Citizens and experts blame decades of financial mismanagement and corruption at the hands of Lebanon’s entrenched ruling elite for the crisis.
Human rights organizations say the recent setback for the LGBTQ community is part of a broader crackdown on civil rights and freedoms, coupled with the economic crisis.
In May, the religious stood up after newly elected lawmakers and advocacy groups promoted civil marriage and state-mandated personal status laws independent of religious courts.
Last month, comedian and rights activist Shaden Fakih appeared in military court accused of damaging the reputation and insulting the country’s internal security forces during a prank during the lockdown of the country by COVID-19, in which she asked permission to leave the house in order to buy sanitary napkins.
And earlier this month, the Lebanese government announced it was in talks with Syria on a plan for the forced return of refugees. for more than one million Syrians in the country.
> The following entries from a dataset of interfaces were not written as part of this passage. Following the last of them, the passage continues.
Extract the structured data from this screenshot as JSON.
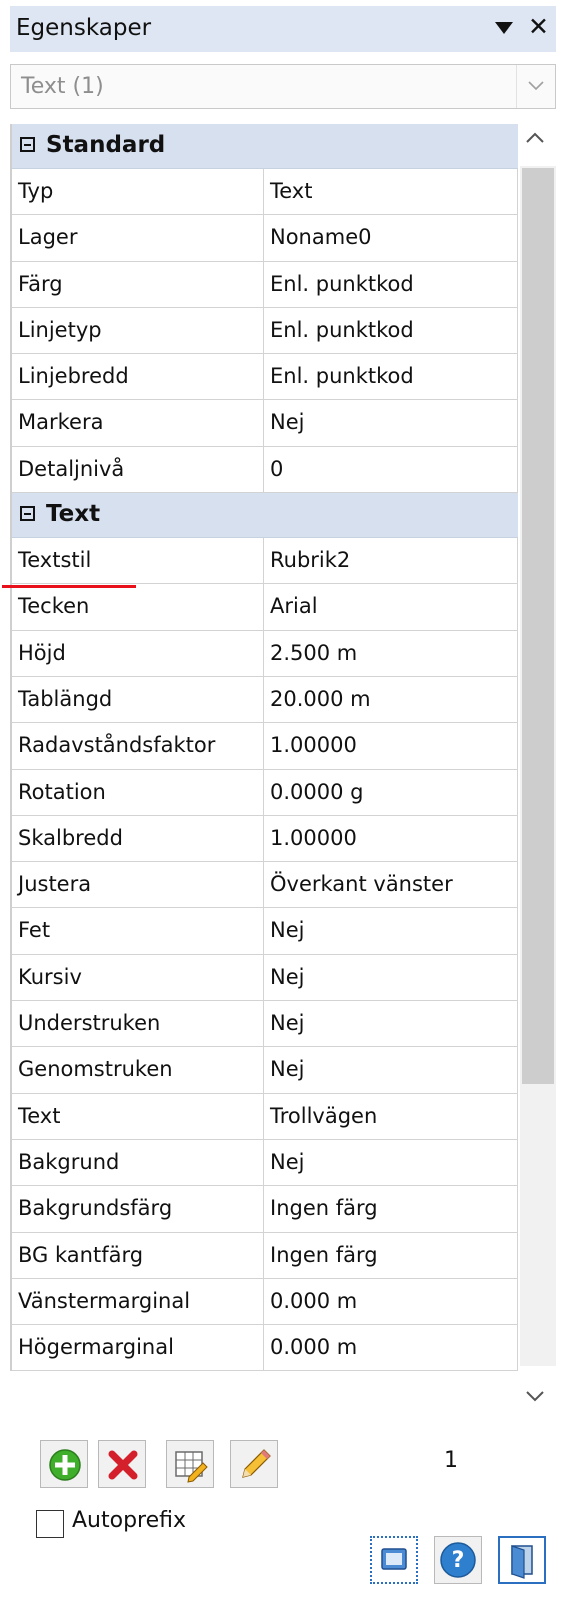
{
  "panel": {
    "title": "Egenskaper",
    "pin_icon": "dropdown-arrow-icon",
    "close_glyph": "✕"
  },
  "selector": {
    "value": "Text (1)"
  },
  "sections": [
    {
      "label": "Standard",
      "rows": [
        {
          "name": "Typ",
          "value": "Text"
        },
        {
          "name": "Lager",
          "value": "Noname0"
        },
        {
          "name": "Färg",
          "value": "Enl. punktkod"
        },
        {
          "name": "Linjetyp",
          "value": "Enl. punktkod"
        },
        {
          "name": "Linjebredd",
          "value": "Enl. punktkod"
        },
        {
          "name": "Markera",
          "value": "Nej"
        },
        {
          "name": "Detaljnivå",
          "value": "0"
        }
      ]
    },
    {
      "label": "Text",
      "rows": [
        {
          "name": "Textstil",
          "value": "Rubrik2"
        },
        {
          "name": "Tecken",
          "value": "Arial"
        },
        {
          "name": "Höjd",
          "value": "2.500 m"
        },
        {
          "name": "Tablängd",
          "value": "20.000 m"
        },
        {
          "name": "Radavståndsfaktor",
          "value": "1.00000"
        },
        {
          "name": "Rotation",
          "value": "0.0000 g"
        },
        {
          "name": "Skalbredd",
          "value": "1.00000"
        },
        {
          "name": "Justera",
          "value": "Överkant vänster"
        },
        {
          "name": "Fet",
          "value": "Nej"
        },
        {
          "name": "Kursiv",
          "value": "Nej"
        },
        {
          "name": "Understruken",
          "value": "Nej"
        },
        {
          "name": "Genomstruken",
          "value": "Nej"
        },
        {
          "name": "Text",
          "value": "Trollvägen"
        },
        {
          "name": "Bakgrund",
          "value": "Nej"
        },
        {
          "name": "Bakgrundsfärg",
          "value": "Ingen färg"
        },
        {
          "name": "BG kantfärg",
          "value": "Ingen färg"
        },
        {
          "name": "Vänstermarginal",
          "value": "0.000 m"
        },
        {
          "name": "Högermarginal",
          "value": "0.000 m"
        }
      ]
    }
  ],
  "toolbar": {
    "buttons": [
      "add-icon",
      "delete-icon",
      "edit-table-icon",
      "pencil-icon"
    ],
    "counter": "1"
  },
  "autoprefix": {
    "label": "Autoprefix",
    "checked": false
  },
  "bottom_buttons": [
    "select-frame-icon",
    "help-icon",
    "exit-door-icon"
  ],
  "colors": {
    "header_bg": "#dde6f2",
    "section_bg": "#d6e0ee",
    "annotation_red": "#e8101a",
    "add_green": "#3fae2a",
    "delete_red": "#d4202a",
    "help_blue": "#2f7fcf"
  }
}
Some activists and human rights defenders say Lebanese authorities are trying to find scapegoats, as they block investigations linked to a host of financial crimes, the 2020 Beirut port explosion and skyrocketing cases of domestic violence and sexual assault.
“The state seems completely unwilling or unable to crack down on serious rights violations like corruption, torture, hate speech, but on the other hand, it acts very quickly under pressure from religious institutions and other institutions powerful forces in the country to suppress the rights of marginalized groups,” Aya Majzoub, Lebanon researcher at Human Rights Watch, told the AP.
In some cases, residents have responded to religious leaders by taking matters into their own hands.
In the predominantly Christian neighborhood of Ashrafieh, supporters dubbed the Soldiers of God – a protest group that upholds socially conservative values and laws – tore down a billboard promoting events for the month of pride. Elsewhere, residents of the Sunni neighborhood of Tarik Jdideh rallied to condemn the events by the LGBTQ community and their supporters, calling it an “infiltration” into their community.
Reverend Abdo Abou Kassm, director of the Catholic Information Center, a media arm of the Maronite Church, sympathized with the angry protesters, although he opposed all violence and intimidation.
“You have your freedom at home, but you can’t promote it in the community because it’s actually against nature. The law says so and almost all Lebanese comply with it,” said Abou Kassm, adding that the angry demonstrations were a reaction. “Our society is not ready for this.”
Despite a constant struggle against discrimination and abuse, the LGBTQ community in Lebanon is the most dynamic and open in the Arab world and has made significant progress in recent years. Although homosexuality is still considered a crime, the country has at least half a dozen active LGBTQ advocacy groups, as well as bars and clubs that openly cater to the community.
Now, Nour and his friends avoid meeting in their usual places, fearing raids and harassment.
“We have a WhatsApp group, so whenever someone goes out, we just let others know and when we think we’ll be back home,” he explained.
As Lebanon’s dire economic situation continues to deteriorate, activists fear authorities will continue to target marginalized groups to distract from the real issues.
“We are seeing the beginnings of a full-scale attack as this ruling regime begins to fear losing control,” Zeidan said. “What we are saying loud and clear is that they are coming for all of us. They first came for the refugees, and no one cared. Then they came for the fags and no one cared either.